For one, Cassie suffers from start to finish, trying to find some way to overcome the wound that will not leave her – the death and trauma of her friend Nina. This is no different from the Wagnerian opera wherein Tristan and Isolde constantly carry wounds with them – their love for one another and then a literal gaping wound in the case of Tristan that leads to his death. In both cases, the wounds are / were literal and metaphorical.

But we also get callbacks to the opera in other ways, including the film’s constant use of the drink motif. At the core of Wagner’s famed opera is a love potion that brings the lovers together, and allows them to open up about their feelings for one another; moreover, in the case of Isolde, the beverage allows her to let go of the hate she feels for Tristan at the start of the opera. When Brangäne reveals the love potion to King Marke, he is ready to forgive Tristan’s betrayal. So in a sense, the potion in “Tristan und Isolde” serves as a means of clarifying the mind and creating openness.

“Promising Young Woman” is full of drinks, but instead of the “healing” and “clarifying” effect in “Tristan,” they actually cloud the senses and leave people vulnerable. At the start of the film, men comment on how a supposedly drunk Cassie is “asking for it.” It’s precisely this attitude and actions that lead to Nina’s rape by Al Monroe and his buddies. Cassie then reverses the trend by spiking quite a few drinks to get back at the traitors. In this light, drinks symbolize deceitfulness and danger and nowhere is this more emblematic than in the most unexpected of moments – Ryan and Cassie’s first meeting at the coffee shop where Cassie works. Out of spite and as part of a joke, she spits in Ryan’s coffee cup. Ryan drinks it up, a vomit-inducing act that is meant to “endear us” to him, before he is later revealed to be as deceitful and disgusting as that opening action.

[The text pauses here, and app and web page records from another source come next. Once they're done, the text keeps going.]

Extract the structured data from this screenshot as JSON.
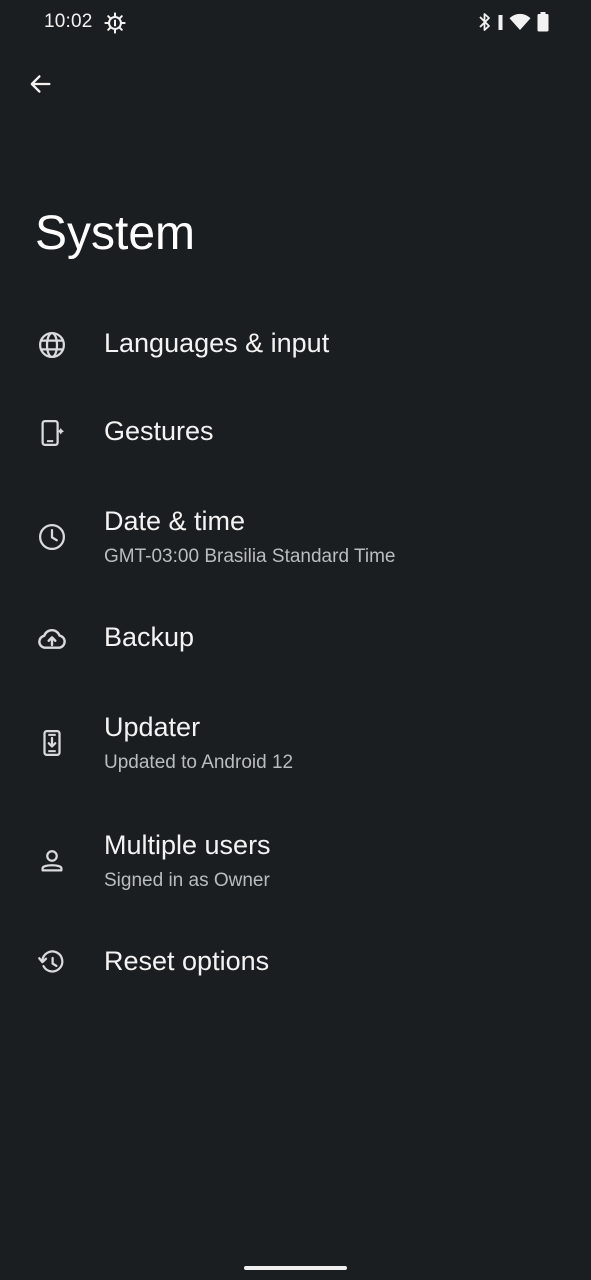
{
  "status_bar": {
    "time": "10:02",
    "icons": [
      "data-saver-icon",
      "bluetooth-icon",
      "wifi-icon",
      "battery-icon"
    ]
  },
  "header": {
    "back_icon": "arrow-back-icon",
    "title": "System"
  },
  "items": [
    {
      "icon": "globe-icon",
      "title": "Languages & input",
      "subtitle": ""
    },
    {
      "icon": "gestures-phone-icon",
      "title": "Gestures",
      "subtitle": ""
    },
    {
      "icon": "clock-icon",
      "title": "Date & time",
      "subtitle": "GMT-03:00 Brasilia Standard Time"
    },
    {
      "icon": "cloud-upload-icon",
      "title": "Backup",
      "subtitle": ""
    },
    {
      "icon": "system-update-icon",
      "title": "Updater",
      "subtitle": "Updated to Android 12"
    },
    {
      "icon": "person-icon",
      "title": "Multiple users",
      "subtitle": "Signed in as Owner"
    },
    {
      "icon": "history-icon",
      "title": "Reset options",
      "subtitle": ""
    }
  ],
  "colors": {
    "background": "#1b1e20",
    "text_primary": "#f3f3f3",
    "text_secondary": "#b9bcc0"
  }
}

Like in “Tristan,” there is also an emphasis on true friendship and the deceit of “supposed friends.” Wagner’s opera focuses primarily on the opposition between Melot (a traitor who is supposed to be Tristan’s best friend) and Kurwenal (who stands beside him to the death). There is also Brangäne, who remains with Isolde throughout the opera. In the case of “Promising Young Woman,” we see Cassie living out Nina’s pain in her own life and the direct opposition from Madison, who could care less and deserted her friend in the moment of need. Ryan’s revealed betrayal and Al’s best friend running off on him also prove to be “Melots” in this film.

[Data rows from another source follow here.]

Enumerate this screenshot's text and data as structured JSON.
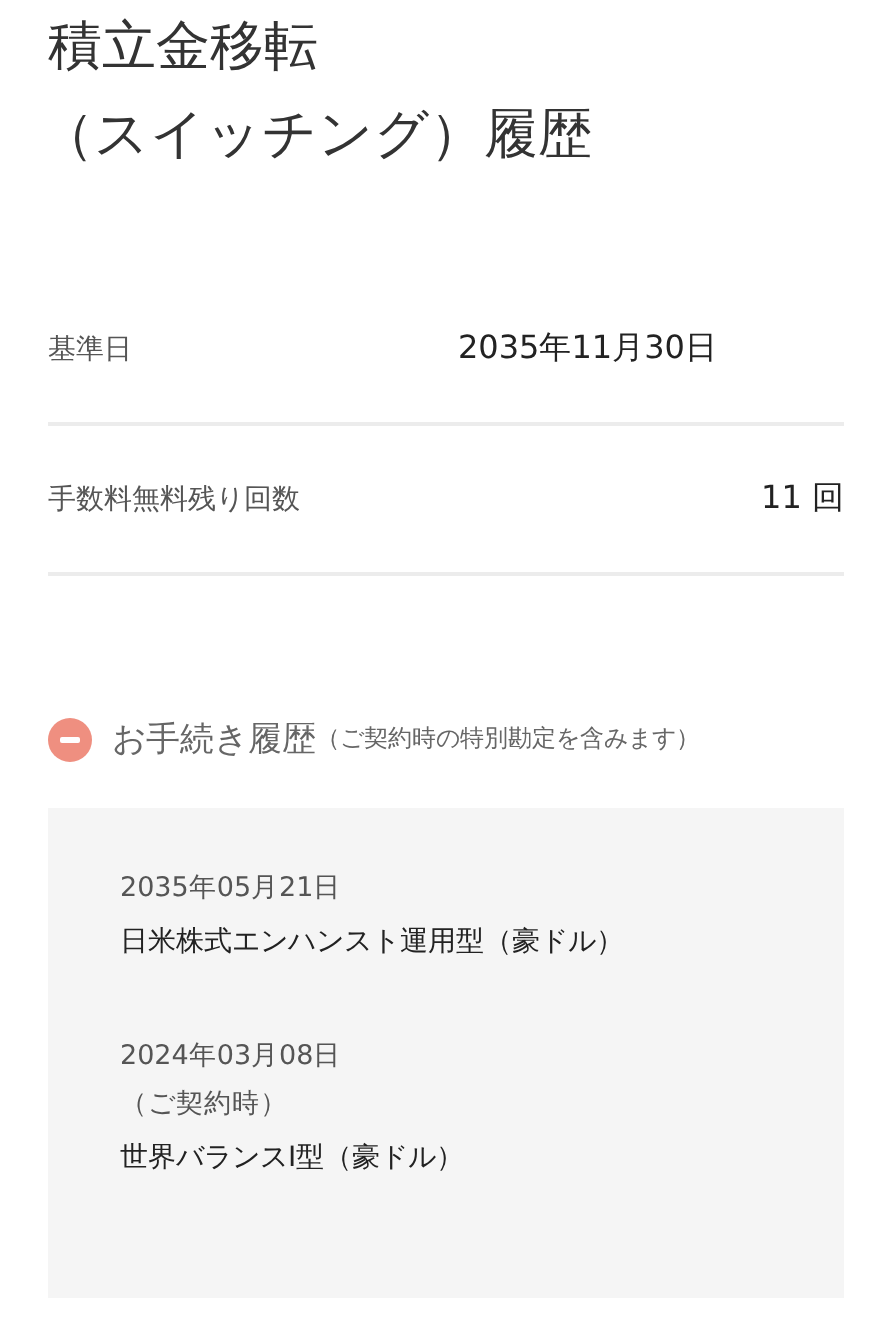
{
  "title": [
    "積立金移転",
    "（スイッチング）履歴"
  ],
  "summary": [
    {
      "label": "基準日",
      "value": "2035年11月30日"
    },
    {
      "label": "手数料無料残り回数",
      "value": "11 回"
    }
  ],
  "history": {
    "title": "お手続き履歴",
    "note": "（ご契約時の特別勘定を含みます）",
    "expanded": true,
    "entries": [
      {
        "date": "2035年05月21日",
        "fund": "日米株式エンハンスト運用型（豪ドル）"
      },
      {
        "date": "2024年03月08日",
        "remark": "（ご契約時）",
        "fund": "世界バランスI型（豪ドル）"
      }
    ]
  }
}
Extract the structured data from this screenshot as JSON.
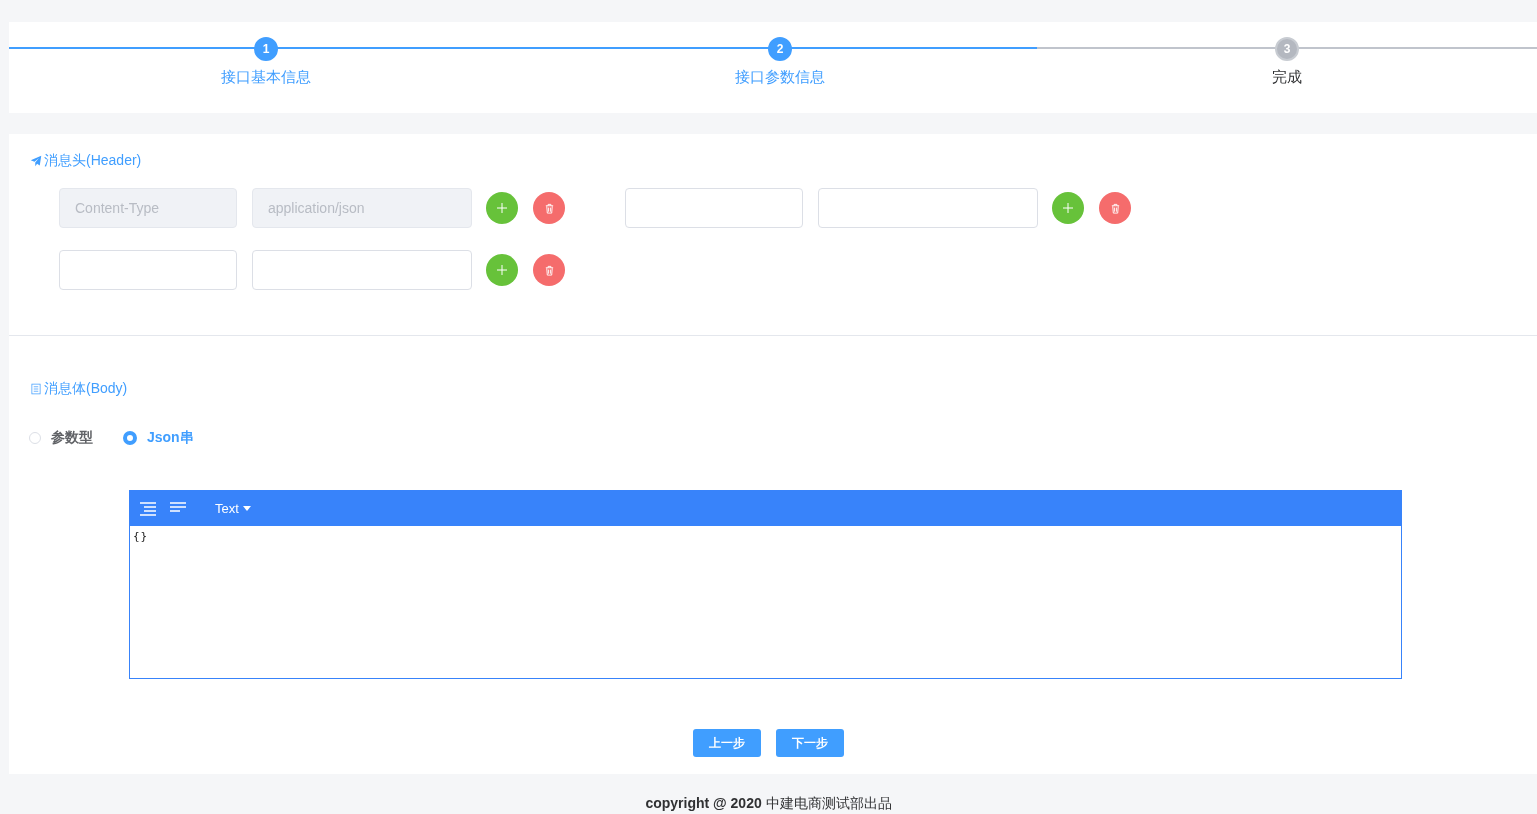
{
  "steps": [
    {
      "number": "1",
      "label": "接口基本信息",
      "finished": true
    },
    {
      "number": "2",
      "label": "接口参数信息",
      "finished": true
    },
    {
      "number": "3",
      "label": "完成",
      "finished": false
    }
  ],
  "header_section": {
    "title": "消息头(Header)",
    "pairs": [
      {
        "key": "Content-Type",
        "value": "application/json",
        "disabled": true
      },
      {
        "disabled": false
      },
      {
        "disabled": false
      }
    ]
  },
  "body_section": {
    "title": "消息体(Body)",
    "radios": [
      {
        "label": "参数型",
        "selected": false
      },
      {
        "label": "Json串",
        "selected": true
      }
    ],
    "editor": {
      "mode": "Text",
      "content": "{}"
    }
  },
  "buttons": [
    {
      "label": "上一步"
    },
    {
      "label": "下一步"
    }
  ],
  "footer": {
    "text": "**copyright @ 2020** 中建电商测试部出品"
  }
}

But what of the ending which is arguably Fennell’s greatest alignment and comment on the opera? When Al ultimately kills Cassie at her moment of triumph, the film suggests the traditional Aristotelean tragedy in which its central heroine’s need for revenge ultimately leads to her death and a loss of hope for any righting of wrongs.

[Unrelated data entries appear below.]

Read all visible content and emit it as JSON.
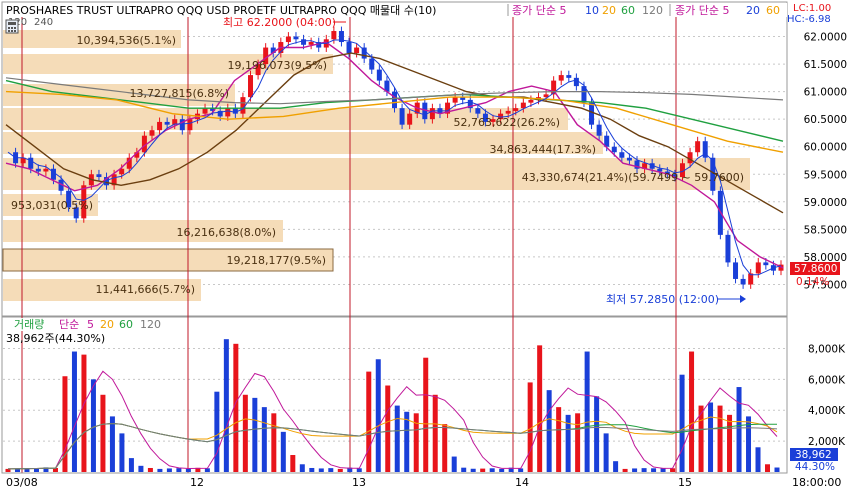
{
  "header": {
    "title": "PROSHARES TRUST ULTRAPRO QQQ USD  PROETF ULTRAPRO QQQ 매물대 수(10)",
    "ma_label": "종가 단순 5",
    "ma_periods": [
      "5",
      "10",
      "20",
      "60",
      "120"
    ],
    "ma_label_right": "종가 단순 5",
    "ma_periods_right": [
      "20",
      "60"
    ],
    "small_values": [
      "120",
      "240"
    ],
    "lc": "LC:1.00",
    "hc": "HC:-6.98"
  },
  "price_panel": {
    "high_label": "최고 62.2000 (04:00)",
    "low_label": "최저 57.2850 (12:00)",
    "current_price": "57.8600",
    "current_change": "0.14%",
    "y_ticks": [
      "62.0000",
      "61.5000",
      "61.0000",
      "60.5000",
      "60.0000",
      "59.5000",
      "59.0000",
      "58.5000",
      "58.0000",
      "57.5000"
    ],
    "volume_profile": [
      {
        "label": "10,394,536(5.1%)"
      },
      {
        "label": "19,196,073(9.5%)"
      },
      {
        "label": "13,727,815(6.8%)"
      },
      {
        "label": "52,763,622(26.2%)"
      },
      {
        "label": "34,863,444(17.3%)"
      },
      {
        "label": "43,330,674(21.4%)(59.7499 ~ 59.7600)"
      },
      {
        "label": "953,031(0.5%)"
      },
      {
        "label": "16,216,638(8.0%)"
      },
      {
        "label": "19,218,177(9.5%)"
      },
      {
        "label": "11,441,666(5.7%)"
      }
    ]
  },
  "volume_panel": {
    "legend_label": "거래량",
    "legend_ma": "단순",
    "legend_periods": [
      "5",
      "20",
      "60",
      "120"
    ],
    "current_label": "38,962주(44.30%)",
    "y_ticks": [
      "8,000K",
      "6,000K",
      "4,000K",
      "2,000K"
    ],
    "current_value": "38,962",
    "current_pct": "44.30%"
  },
  "x_axis": {
    "labels": [
      "03/08",
      "12",
      "13",
      "14",
      "15",
      "18:00:00"
    ]
  },
  "colors": {
    "up": "#e8141b",
    "down": "#1a3fd8",
    "profile": "#f5dcb8",
    "ma5": "#c0189a",
    "ma10": "#1a3fd8",
    "ma20": "#6b3f10",
    "ma60": "#20a040",
    "ma120": "#f0a000",
    "ma240": "#7a7a7a",
    "grid": "#c8c8c8"
  },
  "chart_data": [
    {
      "type": "candlestick",
      "title": "PROSHARES TRUST ULTRAPRO QQQ USD",
      "ylim": [
        57.0,
        62.3
      ],
      "sessions": [
        "03/08",
        "12",
        "13",
        "14",
        "15"
      ],
      "high": 62.2,
      "low": 57.285,
      "last": 57.86,
      "series": [
        {
          "name": "5",
          "values": [
            59.7,
            59.6,
            59.4,
            59.2,
            59.3,
            59.6,
            60.0,
            60.3,
            60.5,
            60.6,
            61.2,
            61.5,
            61.8,
            61.8,
            61.9,
            61.6,
            61.2,
            60.9,
            60.7,
            60.6,
            60.7,
            60.8,
            61.0,
            61.1,
            61.0,
            60.4,
            60.1,
            59.7,
            59.6,
            59.5,
            59.3,
            59.0,
            58.3,
            58.0,
            57.8
          ]
        },
        {
          "name": "20",
          "values": [
            60.4,
            60.0,
            59.6,
            59.4,
            59.3,
            59.4,
            59.6,
            59.9,
            60.3,
            60.8,
            61.3,
            61.6,
            61.7,
            61.6,
            61.4,
            61.2,
            61.0,
            60.9,
            60.9,
            60.8,
            60.7,
            60.5,
            60.2,
            60.0,
            59.7,
            59.4,
            59.1,
            58.8
          ]
        },
        {
          "name": "60",
          "values": [
            61.2,
            61.0,
            60.9,
            60.8,
            60.7,
            60.7,
            60.7,
            60.8,
            60.85,
            60.9,
            60.95,
            60.9,
            60.85,
            60.8,
            60.7,
            60.5,
            60.3,
            60.1
          ]
        },
        {
          "name": "120",
          "values": [
            61.0,
            60.95,
            60.85,
            60.6,
            60.5,
            60.55,
            60.7,
            60.8,
            60.9,
            60.9,
            60.85,
            60.7,
            60.4,
            60.1,
            59.9
          ]
        }
      ]
    },
    {
      "type": "bar",
      "title": "거래량",
      "ylim": [
        0,
        9000
      ],
      "series": [
        {
          "name": "volume",
          "values": [
            200,
            220,
            250,
            230,
            300,
            260,
            6200,
            7800,
            7600,
            6000,
            5000,
            3600,
            2500,
            900,
            400,
            260,
            200,
            230,
            250,
            200,
            270,
            240,
            5200,
            8600,
            8300,
            5000,
            4800,
            4200,
            3800,
            2600,
            1100,
            500,
            260,
            230,
            250,
            200,
            280,
            240,
            6500,
            7300,
            5600,
            4300,
            3900,
            3800,
            7400,
            5000,
            3100,
            1000,
            280,
            210,
            220,
            240,
            200,
            280,
            230,
            5800,
            8200,
            5300,
            4200,
            3700,
            3800,
            7800,
            4900,
            2500,
            700,
            200,
            230,
            250,
            240,
            260,
            240,
            6300,
            7800,
            4300,
            4500,
            4300,
            3700,
            5500,
            3600,
            1600,
            500,
            290
          ]
        }
      ]
    }
  ]
}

That’s where the “Liebestod” and its foreshadowing comes in. For in Wagner’s opera, the two lovers could never find fulfillment in daily life, where the structures of the world around them would always hinder their ability to be together. They can only find that fulfillment of their love in death. And as portrayed in the opera, Isolde, in a moment of pure bliss, is both part of the real world and beyond it.

So, it is rather fitting that as Al Monroe and the entire patriarchal establishment is ready to celebrate its victory after throwing aside another woman that posed a threat to its way of life, Cassie “returns from the dead” one last time.

Except, this time, she’s not alone. As the cops arrest Al and end the festivities, Ryan receives a series of scheduled texts from Cassie AND Nina. Like Isolde, she’s still there with them in spirit, but she’s also beyond them all, reunited with Nina so that they can heal together.


Opera Meets Film